» **What is expected**
Every record below should be repeated exactly. Omit the pictures.

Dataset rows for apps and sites
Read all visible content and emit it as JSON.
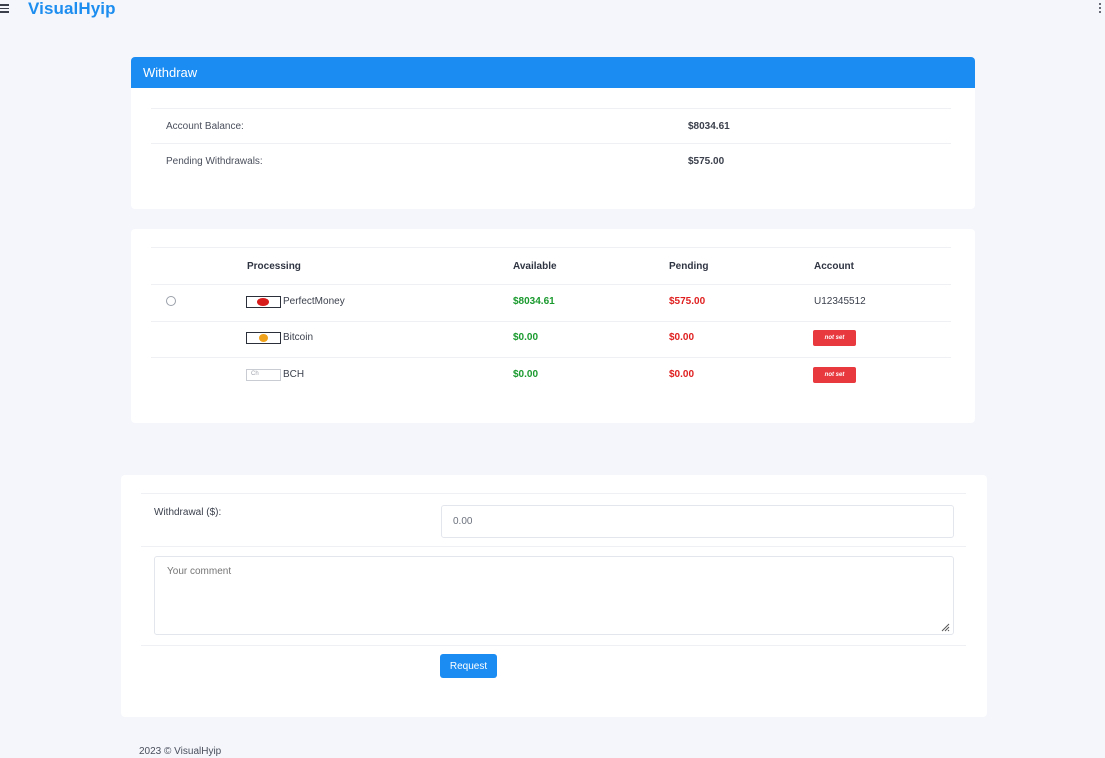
{
  "brand": "VisualHyip",
  "withdraw": {
    "title": "Withdraw",
    "balance_label": "Account Balance:",
    "balance_value": "$8034.61",
    "pending_label": "Pending Withdrawals:",
    "pending_value": "$575.00"
  },
  "table": {
    "headers": [
      "Processing",
      "Available",
      "Pending",
      "Account"
    ],
    "rows": [
      {
        "name": "PerfectMoney",
        "available": "$8034.61",
        "pending": "$575.00",
        "account": "U12345512"
      },
      {
        "name": "Bitcoin",
        "available": "$0.00",
        "pending": "$0.00",
        "account": "not set"
      },
      {
        "name": "BCH",
        "available": "$0.00",
        "pending": "$0.00",
        "account": "not set"
      }
    ],
    "bch_logo_text": "Ch"
  },
  "form": {
    "amount_label": "Withdrawal ($):",
    "amount_value": "0.00",
    "comment_placeholder": "Your comment",
    "submit_label": "Request"
  },
  "footer": "2023 © VisualHyip",
  "colors": {
    "accent": "#1a8cf2",
    "available": "#1a9a2e",
    "pending": "#e02020",
    "badge": "#e8393f"
  },
  "icons": {
    "menu": "menu-icon",
    "more": "kebab-icon",
    "perfectmoney": "perfectmoney-logo-icon",
    "bitcoin": "bitcoin-logo-icon",
    "bch": "bch-logo-icon",
    "resize": "resize-handle-icon"
  }
}
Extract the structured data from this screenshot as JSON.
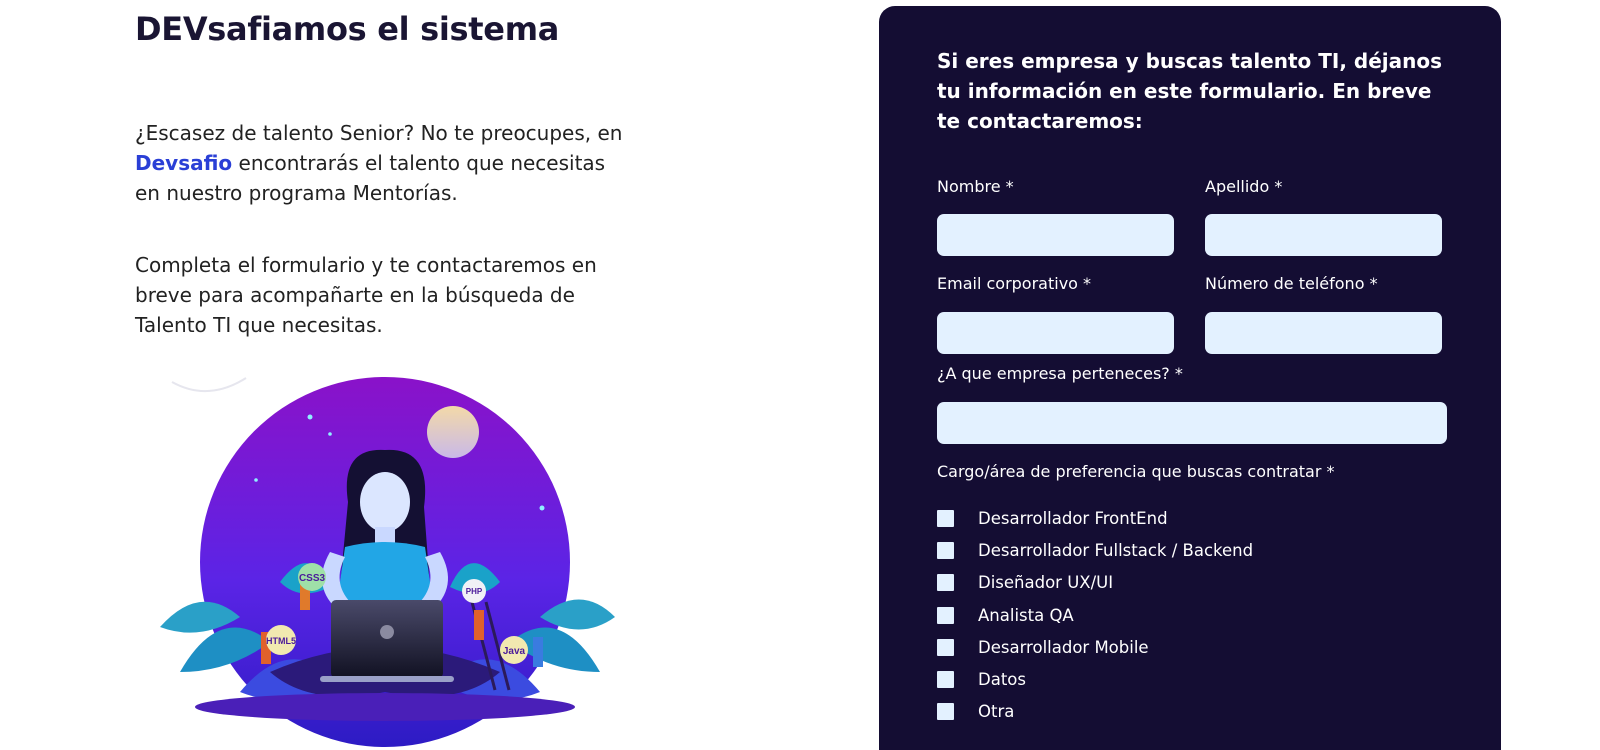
{
  "left": {
    "title": "DEVsafiamos el sistema",
    "intro_before": "¿Escasez de talento Senior? No te preocupes, en ",
    "intro_brand": "Devsafio",
    "intro_after": " encontrarás el talento que necesitas en nuestro programa Mentorías.",
    "paragraph2": "Completa el formulario y te contactaremos en breve para acompañarte en la búsqueda de Talento TI que necesitas.",
    "illustration_badges": [
      "CSS3",
      "PHP",
      "HTML5",
      "Java"
    ]
  },
  "form": {
    "heading": "Si eres empresa y buscas talento TI, déjanos tu información en este formulario. En breve te contactaremos:",
    "fields": {
      "nombre": {
        "label": "Nombre *",
        "value": ""
      },
      "apellido": {
        "label": "Apellido *",
        "value": ""
      },
      "email": {
        "label": "Email corporativo *",
        "value": ""
      },
      "telefono": {
        "label": "Número de teléfono *",
        "value": ""
      },
      "empresa": {
        "label": "¿A que empresa perteneces? *",
        "value": ""
      }
    },
    "question": "Cargo/área de preferencia que buscas contratar *",
    "options": [
      "Desarrollador FrontEnd",
      "Desarrollador Fullstack / Backend",
      "Diseñador UX/UI",
      "Analista QA",
      "Desarrollador Mobile",
      "Datos",
      "Otra"
    ]
  },
  "colors": {
    "card_bg": "#140d33",
    "input_bg": "#e3f1ff",
    "brand_link": "#2a3fd6",
    "illustration_purple": "#7a1ee0"
  }
}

» **Result of the exercise**
Read all visible content and emit it as JSON.
{
  "brand": "VisualHyip",
  "withdraw": {
    "title": "Withdraw",
    "balance_label": "Account Balance:",
    "balance_value": "$8034.61",
    "pending_label": "Pending Withdrawals:",
    "pending_value": "$575.00"
  },
  "table": {
    "headers": [
      "Processing",
      "Available",
      "Pending",
      "Account"
    ],
    "rows": [
      {
        "name": "PerfectMoney",
        "available": "$8034.61",
        "pending": "$575.00",
        "account": "U12345512"
      },
      {
        "name": "Bitcoin",
        "available": "$0.00",
        "pending": "$0.00",
        "account": "not set"
      },
      {
        "name": "BCH",
        "available": "$0.00",
        "pending": "$0.00",
        "account": "not set"
      }
    ],
    "bch_logo_text": "Ch"
  },
  "form": {
    "amount_label": "Withdrawal ($):",
    "amount_value": "0.00",
    "comment_placeholder": "Your comment",
    "submit_label": "Request"
  },
  "footer": "2023 © VisualHyip",
  "colors": {
    "accent": "#1a8cf2",
    "available": "#1a9a2e",
    "pending": "#e02020",
    "badge": "#e8393f"
  },
  "icons": {
    "menu": "menu-icon",
    "more": "kebab-icon",
    "perfectmoney": "perfectmoney-logo-icon",
    "bitcoin": "bitcoin-logo-icon",
    "bch": "bch-logo-icon",
    "resize": "resize-handle-icon"
  }
}
Extract the structured data from this screenshot as JSON.
{
  "left": {
    "title": "DEVsafiamos el sistema",
    "intro_before": "¿Escasez de talento Senior? No te preocupes, en ",
    "intro_brand": "Devsafio",
    "intro_after": " encontrarás el talento que necesitas en nuestro programa Mentorías.",
    "paragraph2": "Completa el formulario y te contactaremos en breve para acompañarte en la búsqueda de Talento TI que necesitas.",
    "illustration_badges": [
      "CSS3",
      "PHP",
      "HTML5",
      "Java"
    ]
  },
  "form": {
    "heading": "Si eres empresa y buscas talento TI, déjanos tu información en este formulario. En breve te contactaremos:",
    "fields": {
      "nombre": {
        "label": "Nombre *",
        "value": ""
      },
      "apellido": {
        "label": "Apellido *",
        "value": ""
      },
      "email": {
        "label": "Email corporativo *",
        "value": ""
      },
      "telefono": {
        "label": "Número de teléfono *",
        "value": ""
      },
      "empresa": {
        "label": "¿A que empresa perteneces? *",
        "value": ""
      }
    },
    "question": "Cargo/área de preferencia que buscas contratar *",
    "options": [
      "Desarrollador FrontEnd",
      "Desarrollador Fullstack / Backend",
      "Diseñador UX/UI",
      "Analista QA",
      "Desarrollador Mobile",
      "Datos",
      "Otra"
    ]
  },
  "colors": {
    "card_bg": "#140d33",
    "input_bg": "#e3f1ff",
    "brand_link": "#2a3fd6",
    "illustration_purple": "#7a1ee0"
  }
}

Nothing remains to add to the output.